      "Ondine 2" is the 2nd installment of a series I am calling the "Ondine Trilogy." "Ondine" (posted on Vimeo) is the piece in it's simplest form and was filmed the first time I performed it. After viewing the footage, I made some changes in costume and added what had always been planned: another movement dimension. Now the platform below Ondine pivots, allowing for 360° of rotation either direction. Filmed at the Taj Yoga 6th Birthday Party, February 18, 2011. Includes an introduction by April Kieburtz and Sam Van Fleet, the original choreographer.

      Choreography by Sam Van Fleet and Theresa Elliott. Performed by Theresa Elliott. Motor by Rich Williams. Music: Kate Bush, "Watching You Without Me."

    9. Ondine

      "Watching You Without Me" was choreographed and performed in 1987 by my dear friend Sam Van Fleet. I was so smitten with this piece and the idea of a "merperson" that after 20 years of thinking about it I asked Sam if I might recreate it and change the character into a female. There is no video of the original piece, so I restaged the piece based on impressions, chats with Sam and lots of studio time. I asked myself what, exactly, does a mermaid do? How does she move? Slowly over the course of six months, Ondine took shape. Filmed at The Crown Hill Arts Festival, November, 2010.

      Original choreography by Sam Van Fleet and Theresa Elliott. Performance by Theresa Elliott, 2010. Music by Kate Bush, "Watching You Without Me."

    10. Lowrider

      Original choreography and performance by Theresa Elliott, copyright 2010. Lowrider is about a cow girl who goes out to do her daily rounds. She hops into her car, meets a few people along the way, and eventually gets her chores done. Includes the use of the hula hoop and the magical prop that makes it all possible, the Lazy Suzanne.
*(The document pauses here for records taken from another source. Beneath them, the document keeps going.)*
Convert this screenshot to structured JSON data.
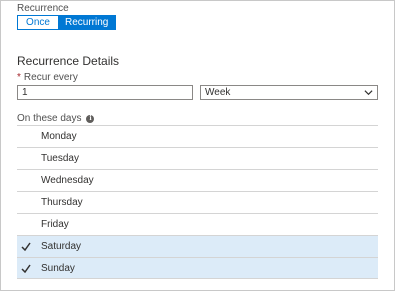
{
  "recurrence": {
    "label": "Recurrence",
    "options": [
      "Once",
      "Recurring"
    ],
    "selected": "Recurring"
  },
  "details": {
    "title": "Recurrence Details",
    "recur_every_label": "Recur every",
    "required_marker": "*",
    "interval_value": "1",
    "unit_value": "Week"
  },
  "days": {
    "label": "On these days",
    "items": [
      {
        "label": "Monday",
        "checked": false
      },
      {
        "label": "Tuesday",
        "checked": false
      },
      {
        "label": "Wednesday",
        "checked": false
      },
      {
        "label": "Thursday",
        "checked": false
      },
      {
        "label": "Friday",
        "checked": false
      },
      {
        "label": "Saturday",
        "checked": true
      },
      {
        "label": "Sunday",
        "checked": true
      }
    ]
  },
  "colors": {
    "accent": "#0078d4",
    "selected_row": "#dcebf8",
    "required": "#a4262c"
  },
  "icons": {
    "info": "info-icon",
    "dropdown": "chevron-down-icon",
    "check": "checkmark-icon"
  }
}
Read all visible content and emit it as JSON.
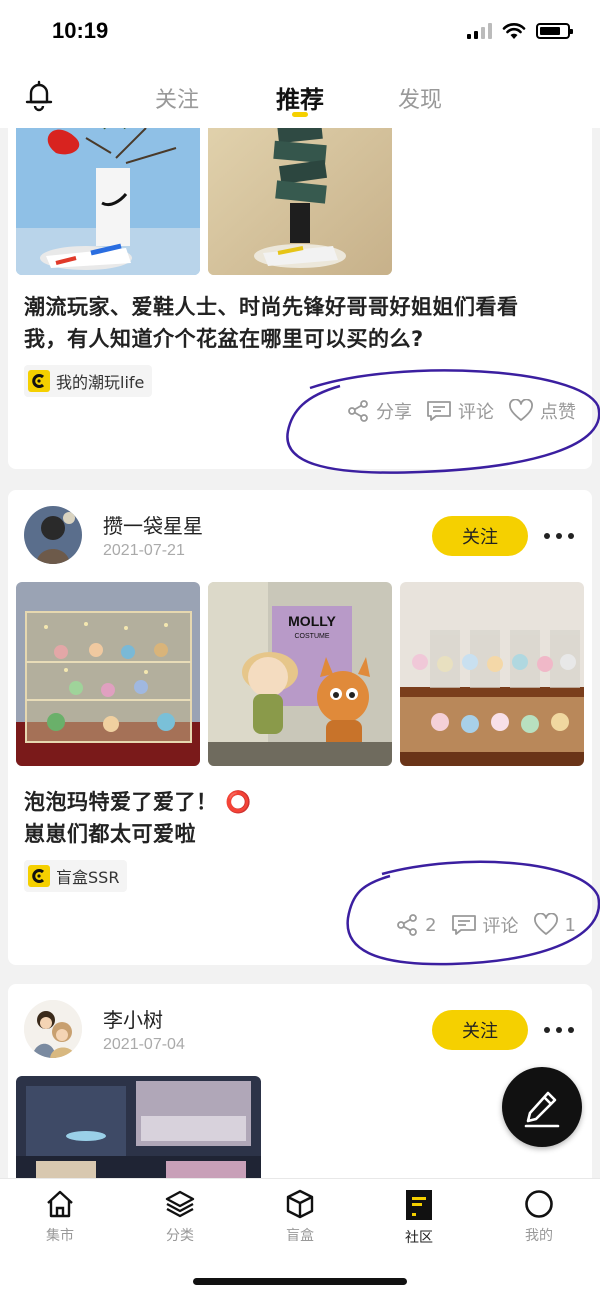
{
  "status_bar": {
    "time": "10:19"
  },
  "top_nav": {
    "tabs": [
      {
        "label": "关注",
        "active": false
      },
      {
        "label": "推荐",
        "active": true
      },
      {
        "label": "发现",
        "active": false
      }
    ],
    "accent_color": "#F5D000"
  },
  "posts": [
    {
      "text_lines": [
        "潮流玩家、爱鞋人士、时尚先锋好哥哥好姐姐们看看",
        "我，有人知道介个花盆在哪里可以买的么?"
      ],
      "tag": "我的潮玩life",
      "actions": {
        "share": "分享",
        "comment": "评论",
        "like": "点赞"
      }
    },
    {
      "user": "攒一袋星星",
      "date": "2021-07-21",
      "follow_label": "关注",
      "text_lines": [
        "泡泡玛特爱了爱了！ ⭕",
        "崽崽们都太可爱啦"
      ],
      "tag": "盲盒SSR",
      "actions": {
        "share": "2",
        "comment": "评论",
        "like": "1"
      },
      "image_text": [
        "MOLLY",
        "COSTUME"
      ]
    },
    {
      "user": "李小树",
      "date": "2021-07-04",
      "follow_label": "关注"
    }
  ],
  "bottom_nav": {
    "items": [
      {
        "label": "集市",
        "icon": "home-icon",
        "active": false
      },
      {
        "label": "分类",
        "icon": "layers-icon",
        "active": false
      },
      {
        "label": "盲盒",
        "icon": "box-icon",
        "active": false
      },
      {
        "label": "社区",
        "icon": "community-icon",
        "active": true
      },
      {
        "label": "我的",
        "icon": "profile-icon",
        "active": false
      }
    ]
  }
}
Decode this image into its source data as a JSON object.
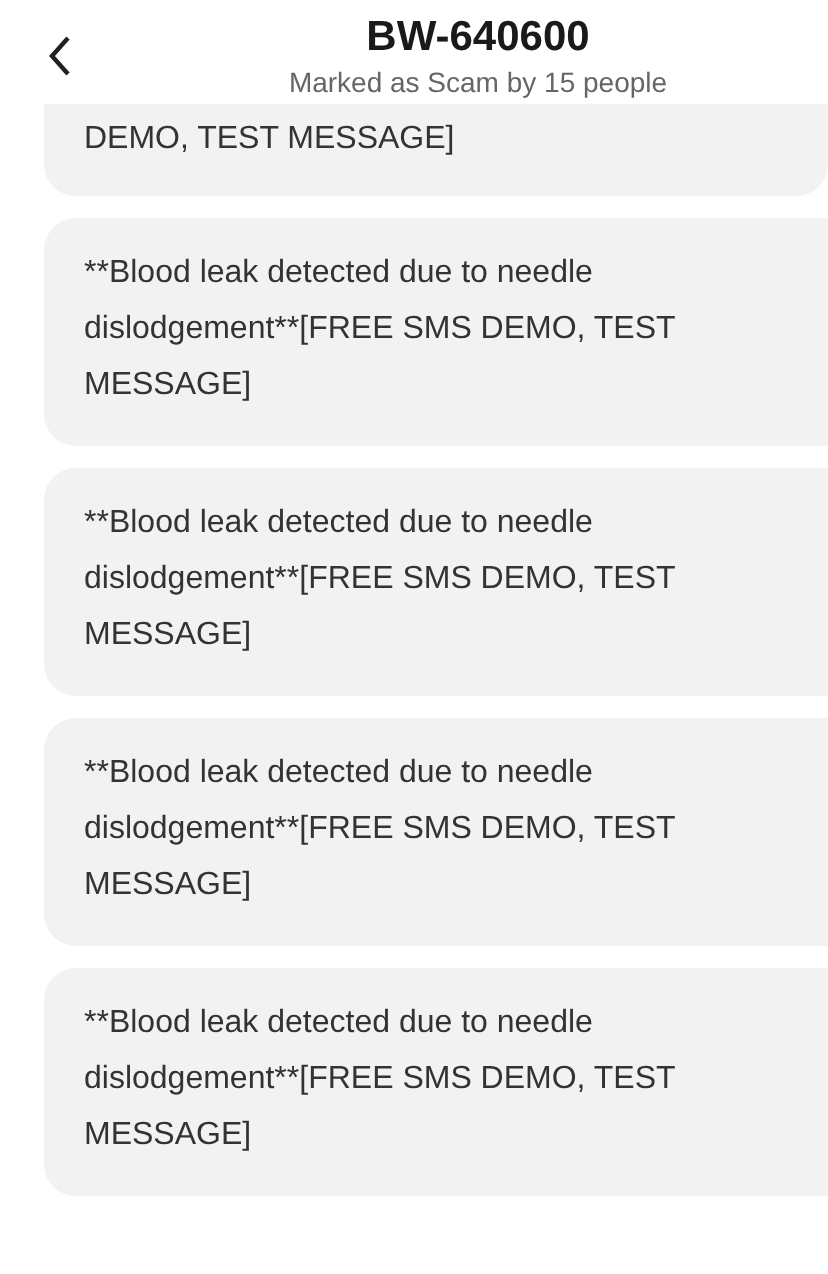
{
  "header": {
    "title": "BW-640600",
    "subtitle": "Marked as Scam by 15 people"
  },
  "messages": [
    {
      "text": "DEMO, TEST MESSAGE]",
      "partial": true
    },
    {
      "text": "**Blood leak detected due to needle dislodgement**[FREE SMS DEMO, TEST MESSAGE]",
      "partial": false
    },
    {
      "text": "**Blood leak detected due to needle dislodgement**[FREE SMS DEMO, TEST MESSAGE]",
      "partial": false
    },
    {
      "text": "**Blood leak detected due to needle dislodgement**[FREE SMS DEMO, TEST MESSAGE]",
      "partial": false
    },
    {
      "text": "**Blood leak detected due to needle dislodgement**[FREE SMS DEMO, TEST MESSAGE]",
      "partial": false
    }
  ]
}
Thank you to the men behind this crazy contraption: Sam Van Fleet (inventor), Dan Randels (builder) and Tim Bodeen (of Pro Ski Services). Music by War.

    11. The Dance of Yoga

      egments from a yoga dance series taught by Theresa Elliott, at Taj Yoga, Seattle, WA. Copyright 2009. Many thanks to all who participated! Music by Bjork: Amphibian, Film Mix and MC Hammer: Can't touch This.

    12. Mowgli Walking: The Lure of the Quadruped

      Original yoga dance choreography and performance by Theresa Elliott, copyright 2009. The inspiration for this piece came from the Jungle book, watching Mowgli transform from walking on 2 feet to walking on all 4's. You will see a pedestrian become an elephant, an ice skater become a dog digging in the dirt, Moon Walking on all 4's (or Moon Walking in Uttanasana), and a fencer's duel turn into Hanuman, the Monkey god. Music: Baby Elephant Walk by Henri Mancini.

    13. Pommel Horse: Variations on Hanumanasana

      Original choreography and yoga demonstration by Theresa Elliott, copyright 2009. This work is based on the movements of a gymnast on the pommel and includes 6 variations on hanumanasana (the splits). Thanks to Bill Mathews, the fabulous percussionist!

    14. Call To Prayer: A Study In Mandalasana

      Original choreography and yoga demonstration by Theresa Elliott, copyright 2003. Music, Omiya, from the movie Kama Sutra, written by Mychael Danna. Taj Yoga, Seattle, WA.

    15. Eventide

      Original choreography and yoga demonstration by Theresa Elliott, copyright 2009. "Eventide" was first set in 1997 and re-staged in 2009. Music: Tchaikovsky, "Coffee: Arabian Dance". Taj Yoga, Seattle, WA.

    16. Stillness in Motion

      Theresa Elliott performs Stillness in Motion: Yoga Vinyasa, an original choreographed yoga demonstration, copyright 1994. Music by Forrest Kinney. Taj Yoga, Seattle, WA.